Every couple of months or so, it seems, some media outlet down in Texas trumpets an impending alliance between the Southwest and Big Eight conferences.
So it was again this week.
"It must be a slow news time," was Kansas athletic director Bob Frederick's reaction. "The last meeting of our subcommittee was in late September or early October, and we don't have one scheduled. . .to my knowledge."
Such an alliance is, in fact, more eminent than imminent, and not all that eminent really.
If you're like everyone else with an IQ above room temperature, you're no doubt confused about the ramifications of what has so far been more hot air than hot stuff.
WOULD THE alliance mean, for instance, that Kansas would have to play home-and-home basketball games against Texas Tech? Would Iowa State play Houston in football every year? Would the annual Texas-Oklahoma shootout become a conference contest?
The answers are maybe, probably not and doubtful. Or doubtful, maybe and probably not. Or. . .well, you get the point.
Several other questions come to mind, too.
Does Texas athletic director DeLoss Dodds still smoke a pipe? Is former Nebraska coach Moe Iba still at TCU? Is Texas A&M always on probation? And why does the SWC have an official airline (Delta) while the Big Eight doesn't?
All of these questions, I'm sure, will be answered in due time. As you know, these are not overnight decisions. No one rushes into a marriage without first checking all the closets.

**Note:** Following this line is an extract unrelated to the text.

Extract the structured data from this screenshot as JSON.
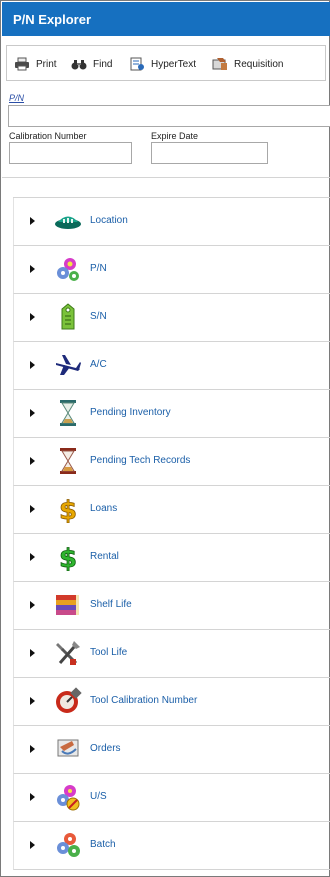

The Big Eight might want to consider, as an example, rejecting any alliance unless it contains a pre-nuptial agreement stipulating that no SWC schools will ever receive so much as a farthing of Orange Bowl loot.
NO ONE associated with academia, however remotely, ever jumps briefcase first into anything without first appointing several committees, subcommittees and task forces. Until those buttons are pushed, the machinery cannot start.
Hopefully, fathers of each conference will be sage enough to appoint a group of veteran media people to advise and consent on such weighty matters as convenience of travel, accessibility of restaurants and comfort of accommodations.
It would behoove the Big Eight, as I see it, to send a task force of venerable scribes and broadcasters into Texas to test, so to speak, the waters. Not to mention the watering holes, if one should be so inclined.
Dallas (SMU) and Houston (Houston U.) are, of course, the primary attractions of the Southwest Conference, not only because of their massive television markets but because of their myriad attractions and contemporary lifestyles. Each city has two airports, too. That's a plus.
AUSTIN (TEXAS U.) has only one airport, but may need two some day. Austin boasts more people than metropolitan Kansas City and more TVs than Taiwan.
I like Fort Worth (TCU). It's sort of a Dodge City with a glandular problem. Waco (Baylor) reminds me of Lawrence because it's about 50 miles from a metropolitan area and boasts a college-town atmosphere.
My memories of Bryan-College Station (Texas A&M) are foggy, but I do remember it isn't easy to travel from here to there. Same for Lubbock (Texas Tech). I was in Lubbock once, but I'll bet a lot of people have said that.
George Washington warned us about entangling alliances, but I know this. I'd approve an alliance in a minute if one of the SWC schools moved its campus to San Antonio.